2. How full of fear and disquietude is the life of a sinner. Achan, having taken the accursed thing, hid it in the earth in the midst of his tent. Why? Because he was afraid some one would see it; and in this fear he must have lived day after day, until his iniquity was brought to light. Such always is sin, every sin, and especially the sin of theft or sacrilege. It deludes those who are under its dominion. It promises them much, but pays them little but wretchedness and misery. It fills them with fears and anxieties, and often causes them to flee when no man pursueth.
IV. THE PUNISHMENT WHICH FOLLOWED THE INIQUITY OF ACHAN.
1. As to Achan himself, condign punishment speedily overtook him: "He perished in his iniquity." He suffered death as the due reward of his crime. And such is the wages which every sinner is sure to receive unless he obtains deliverance through the death of Christ, who died that we might live.
2. Others also suffered for the iniquity of Achan: "That man perished not alone in his iniquity." Who, then, perished besides him? Many had perished before him, and perished too for his iniquity, namely, the thirty-and-six men who were smitten by the men of Ai. It is also probable that all his family were put to death with him for the same sin. Such were the dreadful consequences occasioned by the iniquity of this man. And is not sin, even in our own day, frequently followed by similar consequences? How often do we see children suffering for the sins of their parents and parents for the sins of their children? How often do we see thieves and murderers, adulterers, drunkards, and such like, involving their wives and families, and perhaps other relations also, in poverty and disgrace, in troubles and anxieties, in wretchedness and misery, if not in still more awful calamities? How often, also, has one order of society to bear the ill consequences arising from the misconduct of another?Lessons:
1. How wonderful is the patience of God towards the world we live in. In the conduct of Achan we may see, as in a glass, what is the conduct of hundreds and thousands who are now living on the earth.
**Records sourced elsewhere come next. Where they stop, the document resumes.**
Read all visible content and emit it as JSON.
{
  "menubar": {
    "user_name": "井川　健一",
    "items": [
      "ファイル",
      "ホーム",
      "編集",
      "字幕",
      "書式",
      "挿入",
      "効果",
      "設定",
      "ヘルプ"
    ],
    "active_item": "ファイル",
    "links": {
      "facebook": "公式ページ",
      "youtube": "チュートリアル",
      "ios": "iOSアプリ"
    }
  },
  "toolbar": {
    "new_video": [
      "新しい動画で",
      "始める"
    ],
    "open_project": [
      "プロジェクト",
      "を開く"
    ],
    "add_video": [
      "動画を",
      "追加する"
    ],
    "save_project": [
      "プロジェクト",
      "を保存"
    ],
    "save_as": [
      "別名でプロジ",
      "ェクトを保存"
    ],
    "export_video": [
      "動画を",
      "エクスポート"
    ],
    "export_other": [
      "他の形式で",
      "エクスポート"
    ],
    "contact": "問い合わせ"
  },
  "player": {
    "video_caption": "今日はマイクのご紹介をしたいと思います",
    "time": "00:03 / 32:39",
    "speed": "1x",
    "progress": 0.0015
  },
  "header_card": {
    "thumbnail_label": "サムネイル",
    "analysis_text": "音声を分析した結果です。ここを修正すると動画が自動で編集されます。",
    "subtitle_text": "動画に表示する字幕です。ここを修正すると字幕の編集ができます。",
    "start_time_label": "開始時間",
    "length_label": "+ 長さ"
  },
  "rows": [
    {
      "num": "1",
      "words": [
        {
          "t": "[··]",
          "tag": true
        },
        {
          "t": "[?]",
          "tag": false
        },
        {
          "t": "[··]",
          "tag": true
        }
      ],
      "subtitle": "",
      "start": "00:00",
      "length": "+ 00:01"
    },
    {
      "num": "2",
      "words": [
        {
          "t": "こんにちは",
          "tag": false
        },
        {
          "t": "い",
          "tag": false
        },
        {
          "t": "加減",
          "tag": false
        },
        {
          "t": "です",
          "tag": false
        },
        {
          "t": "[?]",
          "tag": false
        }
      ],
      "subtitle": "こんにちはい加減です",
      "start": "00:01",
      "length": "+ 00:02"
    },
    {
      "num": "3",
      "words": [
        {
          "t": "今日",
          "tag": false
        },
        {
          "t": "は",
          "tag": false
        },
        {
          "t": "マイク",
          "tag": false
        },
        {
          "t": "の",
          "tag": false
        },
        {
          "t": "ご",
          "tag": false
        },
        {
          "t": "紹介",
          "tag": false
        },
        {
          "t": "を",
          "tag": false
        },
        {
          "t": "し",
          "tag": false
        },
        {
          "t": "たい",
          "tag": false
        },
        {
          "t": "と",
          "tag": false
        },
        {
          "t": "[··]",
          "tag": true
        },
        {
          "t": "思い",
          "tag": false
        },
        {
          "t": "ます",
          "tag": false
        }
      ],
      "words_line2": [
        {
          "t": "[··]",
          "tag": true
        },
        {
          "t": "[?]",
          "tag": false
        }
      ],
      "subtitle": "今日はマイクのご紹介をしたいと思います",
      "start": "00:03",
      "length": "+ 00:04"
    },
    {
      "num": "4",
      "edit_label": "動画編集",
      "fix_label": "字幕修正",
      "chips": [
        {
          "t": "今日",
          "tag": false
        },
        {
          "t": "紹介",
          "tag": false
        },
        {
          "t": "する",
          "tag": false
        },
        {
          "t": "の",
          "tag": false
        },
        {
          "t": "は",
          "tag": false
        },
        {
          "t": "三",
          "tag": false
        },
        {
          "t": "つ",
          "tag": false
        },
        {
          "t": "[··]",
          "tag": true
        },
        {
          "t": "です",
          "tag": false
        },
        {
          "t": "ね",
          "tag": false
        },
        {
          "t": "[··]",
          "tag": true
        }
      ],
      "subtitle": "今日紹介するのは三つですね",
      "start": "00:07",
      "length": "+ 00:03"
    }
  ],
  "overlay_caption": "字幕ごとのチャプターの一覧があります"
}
How astonishing, then, is the patience of God! How wonderful that He should still bear with us, that He should still give us space for repentance, that He should still be unwilling theft we should perish! Oh, let us not despise the riches of His goodness and forbearance and long-suffering!
2. The patience of God, however great and wonderful, will not last for ever.
Parallel VersesKJV: Did not Achan the son of Zerah commit a trespass in the accursed thing, and wrath fell on all the congregation of Israel? and that man perished not alone in his iniquity.